GPs in the South Worcestershire CCG scheme are called out by the ambulance control room or by paramedics as an alternative to an ambulance call-out.
Just 20% of the 1,221 calls dealt with by GPs have resulted in a hospital admission since the scheme was launched last October.
Commissioners estimate that over this period 970 A&E attendances and 500 hospital admissions have been prevented, saving £1.1m.
The scheme began as a pilot but has now been adopted on a permanent basis.
South Worcestershire CCG urgent care lead Dr Nikki Burger, who works as a GP on the scheme, said: ‘Our target is that the GP deals with 35 ambulance cases a week – an average of five a day – and the rest of the time they are available to provide the extended support role.
‘The scheme has helped to provide a better service for patients, as GP and ambulance services work more closely to provide care to patients closer to home.’
The scheme costs about £21,000 a month to run and so far 50 GPs have taken part.
GPs are employed by the CCG on a rota basis for eight hours a day, seven days a week between lunchtime and early evening, which is the busiest time for ambulance crews in the area.
GPC negotiator Dr Beth McCarron-Nash called for a boost in GP numbers to enable similar schemes to be rolled out nationwide.
‘This is the way we should be involving GPs and looking at how we can work more closely with our secondary care colleagues,’ she said.
‘Evidence shows that the most qualified person triaging gets the best results.
‘I am not surprised that when general practice is involved, they are getting better outcomes.’
On the possibility of similar schemes being rolled out elsewhere, she said: ‘Most GPs are working 12-hour days and are struggling with increased workload and this is something extra.

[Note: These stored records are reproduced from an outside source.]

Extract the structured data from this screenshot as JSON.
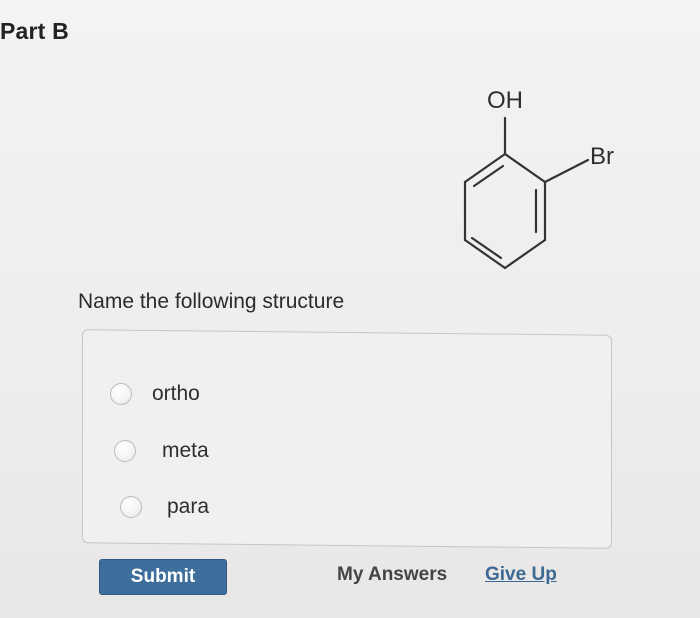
{
  "part": {
    "title": "Part B"
  },
  "structure": {
    "substituent_top": "OH",
    "substituent_right": "Br"
  },
  "question": {
    "prompt": "Name the following structure"
  },
  "choices": [
    {
      "label": "ortho",
      "selected": false
    },
    {
      "label": "meta",
      "selected": false
    },
    {
      "label": "para",
      "selected": false
    }
  ],
  "actions": {
    "submit_label": "Submit",
    "my_answers_label": "My Answers",
    "give_up_label": "Give Up"
  },
  "colors": {
    "submit_bg": "#3d6e9c",
    "link": "#3d6a95"
  }
}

‘We can’t do this on top of the day job.
‘We need extra capacity and funding for this to be delivered properly and work safely for patients.’